= Beginning of Section =

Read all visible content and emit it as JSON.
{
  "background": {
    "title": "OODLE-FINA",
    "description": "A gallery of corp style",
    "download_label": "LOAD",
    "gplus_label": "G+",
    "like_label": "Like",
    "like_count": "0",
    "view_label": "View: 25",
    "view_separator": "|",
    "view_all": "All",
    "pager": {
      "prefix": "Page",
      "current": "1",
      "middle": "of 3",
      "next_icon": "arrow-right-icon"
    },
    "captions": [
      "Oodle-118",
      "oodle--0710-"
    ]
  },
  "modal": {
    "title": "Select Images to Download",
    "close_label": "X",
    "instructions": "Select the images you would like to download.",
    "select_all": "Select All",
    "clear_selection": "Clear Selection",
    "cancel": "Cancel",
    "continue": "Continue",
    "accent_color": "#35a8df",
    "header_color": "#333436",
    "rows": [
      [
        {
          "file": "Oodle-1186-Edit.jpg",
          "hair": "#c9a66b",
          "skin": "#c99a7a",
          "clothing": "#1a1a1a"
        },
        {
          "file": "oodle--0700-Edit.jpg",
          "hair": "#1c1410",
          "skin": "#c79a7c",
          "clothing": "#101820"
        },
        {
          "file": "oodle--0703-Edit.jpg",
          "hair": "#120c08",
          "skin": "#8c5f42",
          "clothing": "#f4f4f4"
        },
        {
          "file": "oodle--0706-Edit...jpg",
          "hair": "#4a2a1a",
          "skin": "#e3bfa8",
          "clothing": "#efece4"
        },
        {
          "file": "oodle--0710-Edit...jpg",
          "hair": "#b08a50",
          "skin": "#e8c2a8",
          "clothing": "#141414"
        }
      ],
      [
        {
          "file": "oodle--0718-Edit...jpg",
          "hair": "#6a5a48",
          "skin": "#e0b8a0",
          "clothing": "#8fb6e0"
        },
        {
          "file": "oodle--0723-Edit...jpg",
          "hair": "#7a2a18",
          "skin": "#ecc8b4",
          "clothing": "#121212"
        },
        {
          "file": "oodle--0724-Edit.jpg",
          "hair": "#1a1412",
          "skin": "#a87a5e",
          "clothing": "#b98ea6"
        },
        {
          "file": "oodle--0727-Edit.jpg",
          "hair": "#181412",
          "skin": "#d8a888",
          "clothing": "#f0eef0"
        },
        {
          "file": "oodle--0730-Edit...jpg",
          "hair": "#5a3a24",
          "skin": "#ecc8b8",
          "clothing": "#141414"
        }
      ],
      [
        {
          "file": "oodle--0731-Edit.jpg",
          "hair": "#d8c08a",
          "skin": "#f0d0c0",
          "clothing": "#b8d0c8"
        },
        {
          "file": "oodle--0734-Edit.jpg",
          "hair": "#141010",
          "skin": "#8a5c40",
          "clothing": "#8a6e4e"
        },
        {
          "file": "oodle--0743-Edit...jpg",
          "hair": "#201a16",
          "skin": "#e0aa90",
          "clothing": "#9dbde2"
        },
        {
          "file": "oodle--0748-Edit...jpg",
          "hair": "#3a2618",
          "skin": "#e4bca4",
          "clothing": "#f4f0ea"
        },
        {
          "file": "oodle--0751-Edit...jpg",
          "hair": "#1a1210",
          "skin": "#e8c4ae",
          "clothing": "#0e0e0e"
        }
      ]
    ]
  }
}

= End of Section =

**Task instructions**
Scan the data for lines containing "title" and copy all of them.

**Result for this exercise**
    "title": "OODLE-FINA",
    "title": "Select Images to Download",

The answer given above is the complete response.